[Element data from apps and pages]
=== Section Start ===
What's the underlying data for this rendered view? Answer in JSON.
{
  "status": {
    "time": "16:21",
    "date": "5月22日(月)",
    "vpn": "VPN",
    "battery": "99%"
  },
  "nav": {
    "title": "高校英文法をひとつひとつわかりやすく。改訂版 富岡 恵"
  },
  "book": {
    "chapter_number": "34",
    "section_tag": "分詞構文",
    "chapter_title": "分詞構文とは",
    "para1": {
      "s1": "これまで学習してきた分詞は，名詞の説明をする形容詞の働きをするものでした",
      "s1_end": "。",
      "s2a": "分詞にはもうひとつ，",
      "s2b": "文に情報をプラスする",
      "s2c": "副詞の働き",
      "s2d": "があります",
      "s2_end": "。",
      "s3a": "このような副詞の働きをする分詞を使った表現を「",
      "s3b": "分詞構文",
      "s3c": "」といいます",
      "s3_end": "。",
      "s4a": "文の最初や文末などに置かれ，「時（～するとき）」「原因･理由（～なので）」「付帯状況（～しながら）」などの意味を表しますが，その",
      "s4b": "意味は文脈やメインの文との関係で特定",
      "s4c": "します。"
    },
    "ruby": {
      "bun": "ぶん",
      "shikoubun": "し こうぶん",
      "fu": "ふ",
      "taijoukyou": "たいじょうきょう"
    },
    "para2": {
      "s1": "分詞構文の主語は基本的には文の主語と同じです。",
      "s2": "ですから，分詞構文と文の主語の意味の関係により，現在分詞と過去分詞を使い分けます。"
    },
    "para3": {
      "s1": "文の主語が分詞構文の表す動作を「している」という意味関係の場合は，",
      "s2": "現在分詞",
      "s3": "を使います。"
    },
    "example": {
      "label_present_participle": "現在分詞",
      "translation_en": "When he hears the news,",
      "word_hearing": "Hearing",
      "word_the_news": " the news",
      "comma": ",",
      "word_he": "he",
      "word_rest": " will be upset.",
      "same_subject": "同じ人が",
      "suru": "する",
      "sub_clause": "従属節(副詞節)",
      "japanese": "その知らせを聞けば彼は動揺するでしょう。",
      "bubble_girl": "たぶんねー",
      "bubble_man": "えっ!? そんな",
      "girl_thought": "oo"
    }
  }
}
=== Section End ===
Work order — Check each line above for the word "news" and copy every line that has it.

Response below —
      "translation_en": "When he hears the news,",
      "word_the_news": " the news",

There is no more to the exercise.